= Beginning of Section =
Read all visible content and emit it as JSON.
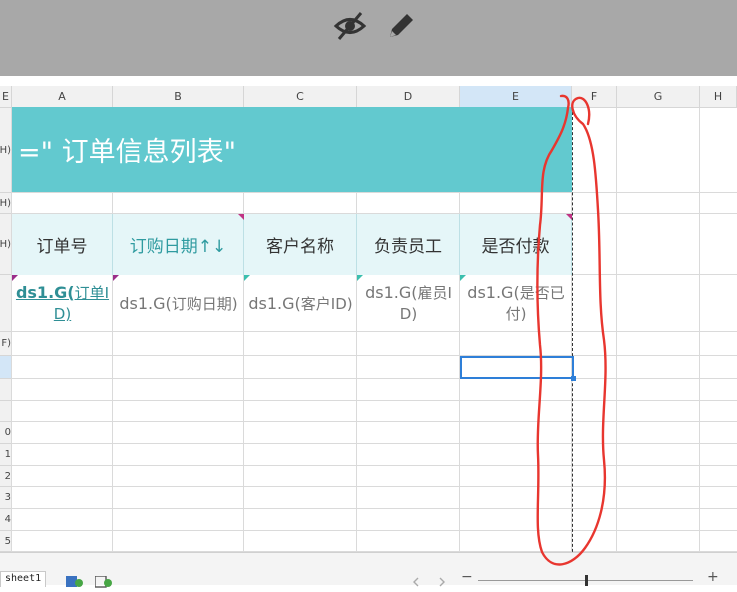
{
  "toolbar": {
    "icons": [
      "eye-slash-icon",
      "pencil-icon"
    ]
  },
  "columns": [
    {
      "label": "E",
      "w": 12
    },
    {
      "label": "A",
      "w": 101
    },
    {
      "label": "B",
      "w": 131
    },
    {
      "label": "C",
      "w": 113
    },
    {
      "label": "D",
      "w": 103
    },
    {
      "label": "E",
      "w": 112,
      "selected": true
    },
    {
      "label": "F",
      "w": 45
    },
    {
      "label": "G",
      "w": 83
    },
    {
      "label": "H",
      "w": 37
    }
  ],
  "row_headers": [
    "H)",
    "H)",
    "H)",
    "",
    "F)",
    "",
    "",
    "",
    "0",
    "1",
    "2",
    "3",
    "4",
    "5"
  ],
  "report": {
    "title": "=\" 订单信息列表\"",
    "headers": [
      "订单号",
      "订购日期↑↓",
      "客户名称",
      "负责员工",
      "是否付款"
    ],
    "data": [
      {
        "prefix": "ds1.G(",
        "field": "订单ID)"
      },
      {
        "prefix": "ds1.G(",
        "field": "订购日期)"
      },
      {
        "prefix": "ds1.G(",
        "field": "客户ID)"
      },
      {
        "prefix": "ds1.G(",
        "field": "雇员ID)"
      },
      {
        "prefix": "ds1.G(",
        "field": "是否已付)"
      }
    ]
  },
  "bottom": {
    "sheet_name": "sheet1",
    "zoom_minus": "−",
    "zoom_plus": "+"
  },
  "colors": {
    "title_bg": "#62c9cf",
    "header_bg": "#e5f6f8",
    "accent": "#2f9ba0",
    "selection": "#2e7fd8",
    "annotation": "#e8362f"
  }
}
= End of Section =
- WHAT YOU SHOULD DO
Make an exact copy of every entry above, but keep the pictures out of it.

- WRITTEN RESPONSE
Read all visible content and emit it as JSON.
{
  "toolbar": {
    "icons": [
      "eye-slash-icon",
      "pencil-icon"
    ]
  },
  "columns": [
    {
      "label": "E",
      "w": 12
    },
    {
      "label": "A",
      "w": 101
    },
    {
      "label": "B",
      "w": 131
    },
    {
      "label": "C",
      "w": 113
    },
    {
      "label": "D",
      "w": 103
    },
    {
      "label": "E",
      "w": 112,
      "selected": true
    },
    {
      "label": "F",
      "w": 45
    },
    {
      "label": "G",
      "w": 83
    },
    {
      "label": "H",
      "w": 37
    }
  ],
  "row_headers": [
    "H)",
    "H)",
    "H)",
    "",
    "F)",
    "",
    "",
    "",
    "0",
    "1",
    "2",
    "3",
    "4",
    "5"
  ],
  "report": {
    "title": "=\" 订单信息列表\"",
    "headers": [
      "订单号",
      "订购日期↑↓",
      "客户名称",
      "负责员工",
      "是否付款"
    ],
    "data": [
      {
        "prefix": "ds1.G(",
        "field": "订单ID)"
      },
      {
        "prefix": "ds1.G(",
        "field": "订购日期)"
      },
      {
        "prefix": "ds1.G(",
        "field": "客户ID)"
      },
      {
        "prefix": "ds1.G(",
        "field": "雇员ID)"
      },
      {
        "prefix": "ds1.G(",
        "field": "是否已付)"
      }
    ]
  },
  "bottom": {
    "sheet_name": "sheet1",
    "zoom_minus": "−",
    "zoom_plus": "+"
  },
  "colors": {
    "title_bg": "#62c9cf",
    "header_bg": "#e5f6f8",
    "accent": "#2f9ba0",
    "selection": "#2e7fd8",
    "annotation": "#e8362f"
  }
}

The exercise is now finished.